    • Brian,

      I’ve been a Union member, a local union president, and ostracized from a union when a pro-management faction took over, much to the detriment of the workers.

      I see a great deal of concern and effort being put in to defeat unions and take away their ability to influence politics.

      What I would like to see is similar controls put on corporations – that Corporate Boards & CEOs cannot spend Corporate funds on political causes without an affirmative vote of the shareholders.

    • Some things to thank a union for:
      Vacation days
      Sick days
      40 hour work week
      lunch breaks
      bathroom breaks
      no child labor
      safer working conditions
      living wage

      I wouldn’t want to work in a “right to work” state that was going to lower my wages and decrease my benefits. And I wouldn’t vote for any of the conservatives that are part of the “it’s all about me and my money” Republican party.

    • Hi, Brian. Welcome to The Zoo.

      You said “Labor spent $21.5 million promoting it, and yet it lost by a margin of 58% to 42%.” How much money did the Koch Brothers and other anti-union forces spend? And did they tell the truth in their ads?

      • About $24 million.

        No. They likened passing Prop 2 to allowing child molesters into classrooms.

      • That was in reply to Mr. York. To answer your question Wayne, the anti-union forces spent $25.9 mil.
        Also Caterpiller. Inc has been engaged in union busting activites both here in the US and Canada for years.

      • That’s what I think too, nwoldguy, especially since he didn’t bother to engage in conversation. He just dropped his smelly turd and skedaddled.

  7. No Saturday Hate mail-a-palooza today

    I was in the middle of extreme violence as a 7-8-year-old boy in El Salvador in the late 70s as that nation boiled into civil war. I’m good at repressing and forgetting, but this tragedy has brought a lot of that back and I’m having a hard time processing this all.

    I’ve been alternating between unbearable grief and unbearable rage — not just for the precious children who lost their lives yesterday, kids so similar to my own.

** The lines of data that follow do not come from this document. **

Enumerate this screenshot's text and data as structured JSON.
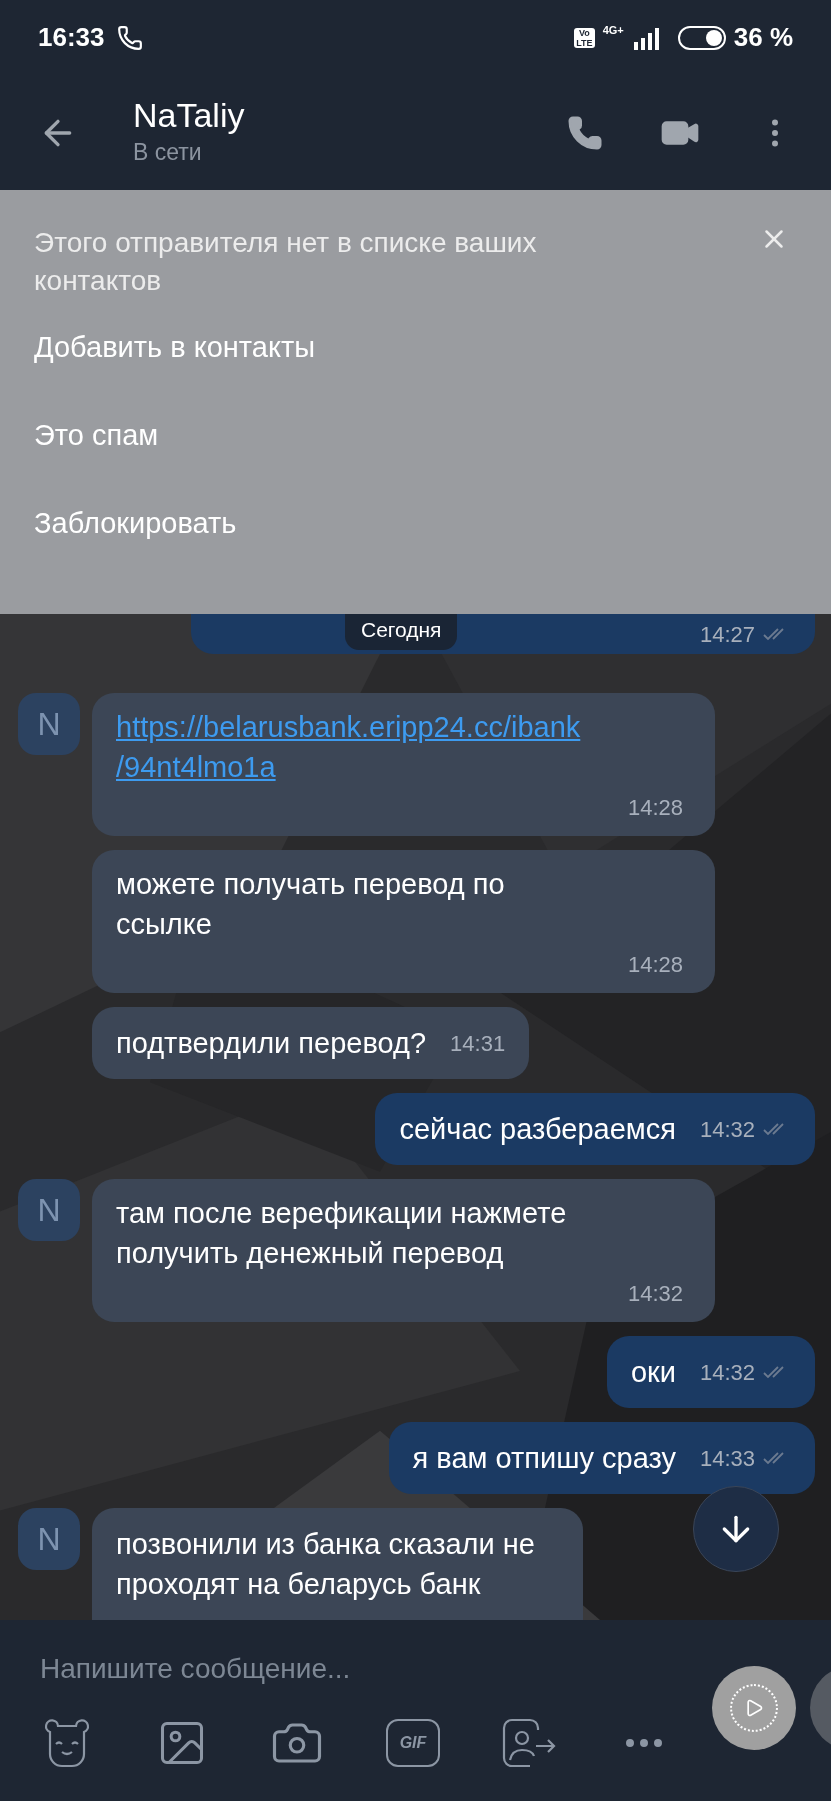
{
  "status_bar": {
    "time": "16:33",
    "volte": [
      "Vo",
      "LTE"
    ],
    "network": "4G+",
    "battery": "36 %"
  },
  "header": {
    "name": "NaTaliy",
    "status": "В сети"
  },
  "banner": {
    "message": "Этого отправителя нет в списке ваших контактов",
    "actions": [
      "Добавить в контакты",
      "Это спам",
      "Заблокировать"
    ]
  },
  "date_chip": "Сегодня",
  "partial_message": {
    "time": "14:27"
  },
  "messages": [
    {
      "kind": "link",
      "outgoing": false,
      "time_beside": false,
      "avatar": "N",
      "text": "https://belarusbank.eripp24.cc/ibank\n/94nt4lmo1a",
      "time": "14:28"
    },
    {
      "kind": "text",
      "outgoing": false,
      "time_beside": false,
      "text": "можете получать перевод по\nссылке",
      "time": "14:28"
    },
    {
      "kind": "text",
      "outgoing": false,
      "time_beside": true,
      "text": "подтвердили перевод?",
      "time": "14:31"
    },
    {
      "kind": "text",
      "outgoing": true,
      "time_beside": true,
      "text": "сейчас разбераемся",
      "time": "14:32"
    },
    {
      "kind": "text",
      "outgoing": false,
      "time_beside": false,
      "avatar": "N",
      "text": "там после верефикации нажмете\nполучить денежный перевод",
      "time": "14:32"
    },
    {
      "kind": "text",
      "outgoing": true,
      "time_beside": true,
      "text": "оки",
      "time": "14:32"
    },
    {
      "kind": "text",
      "outgoing": true,
      "time_beside": true,
      "text": "я вам отпишу сразу",
      "time": "14:33"
    },
    {
      "kind": "cut",
      "outgoing": false,
      "avatar": "N",
      "text": "позвонили из банка сказали не\nпроходят на беларусь банк"
    }
  ],
  "composer": {
    "placeholder": "Напишите сообщение...",
    "gif_label": "GIF"
  }
}
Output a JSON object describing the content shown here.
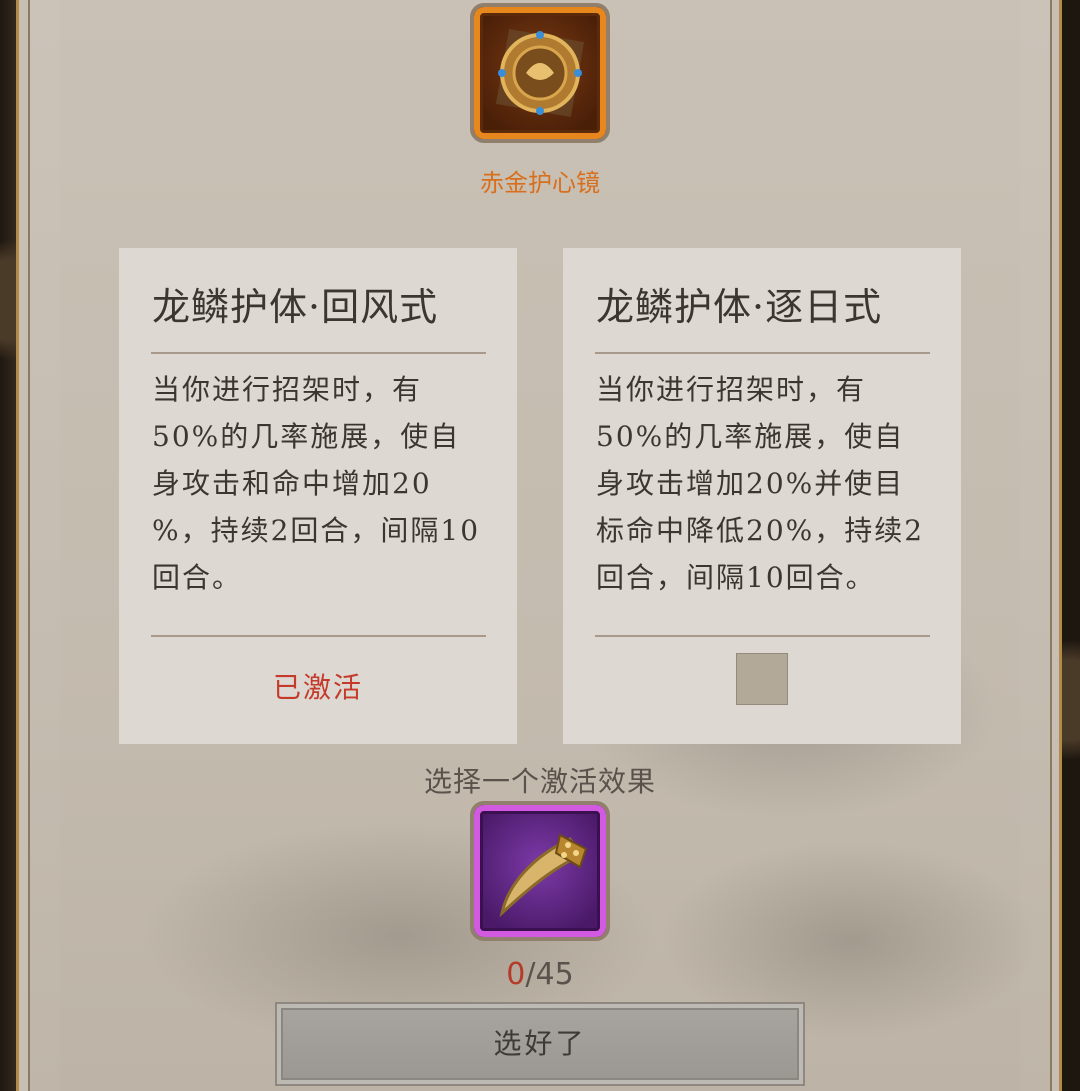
{
  "item_top": {
    "name": "赤金护心镜",
    "icon": "gold-heart-mirror-icon",
    "border_color": "#e8871e"
  },
  "cards": [
    {
      "title": "龙鳞护体·回风式",
      "desc_lines": [
        "当你进行招架时，有",
        "50%的几率施展，使自",
        "身攻击和命中增加20",
        "%，持续2回合，间隔10",
        "回合。"
      ],
      "status": "已激活"
    },
    {
      "title": "龙鳞护体·逐日式",
      "desc_lines": [
        "当你进行招架时，有",
        "50%的几率施展，使自",
        "身攻击增加20%并使目",
        "标命中降低20%，持续2",
        "回合，间隔10回合。"
      ],
      "selected": false
    }
  ],
  "prompt": "选择一个激活效果",
  "item_bottom": {
    "icon": "golden-claw-icon",
    "border_color": "#d25ae0"
  },
  "counter": {
    "current": "0",
    "separator": "/",
    "total": "45"
  },
  "confirm_label": "选好了",
  "colors": {
    "active_status": "#c43b2b",
    "item_name": "#d86f1c"
  }
}
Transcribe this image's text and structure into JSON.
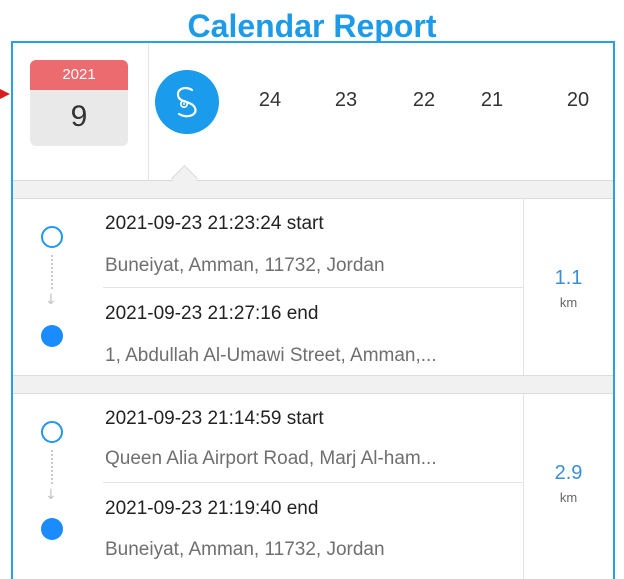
{
  "header": {
    "title": "Calendar Report"
  },
  "calendar": {
    "year": "2021",
    "month": "9"
  },
  "days": [
    "24",
    "23",
    "22",
    "21",
    "20"
  ],
  "colors": {
    "accent": "#1a9bec",
    "calendar_top": "#ec6b6f",
    "distance": "#3a8fd8",
    "title": "#1e9be8"
  },
  "trips": [
    {
      "start_time": "2021-09-23 21:23:24 start",
      "start_address": "Buneiyat, Amman, 11732, Jordan",
      "end_time": "2021-09-23 21:27:16 end",
      "end_address": "1, Abdullah Al-Umawi Street, Amman,...",
      "distance": "1.1",
      "unit": "km"
    },
    {
      "start_time": "2021-09-23 21:14:59 start",
      "start_address": "Queen Alia Airport Road, Marj Al-ham...",
      "end_time": "2021-09-23 21:19:40 end",
      "end_address": "Buneiyat, Amman, 11732, Jordan",
      "distance": "2.9",
      "unit": "km"
    }
  ]
}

But also for all the other children in that school who’ll have to carry that trauma for the rest of their lives. Like me, right now, despite being 41 fucking years old.

    All I ask is that you please sign the petition asking President Obama to help start a national conversation about gun control. The status quo is untenable

    • Understand. Agree. Envy.

      “But but but what about the wolves and the bears and the mountain lions and and and all those other things that kill people!”

      (Trying to sound like local Republicans; it ain’t always easy!)

      PS: Ten bucks says that neither John Muir nor Anita Ritenour ever owned or felt the need to ‘pack’ a goddam gun. (If I’m wrong, please wait till next month to collect — after I get my $15 per month SS COLA. Thank you)

    • sigh…that’s just a 2-hour drive from where I live…and I don’t go nearly often enough.

  8. nwmuse got a Christmas card from Mrs WalttheMan. She says:

    “Please wish all the Zoo members a wonderful holiday and a Happy New Year! Thank you for all the kind thoughts. I miss Walt every day.. K “

    • Warm thoughts and wishes to Mrs. WtM during this first Christmas without him.


      Happy Holidays to nwm and family.

Comments are closed.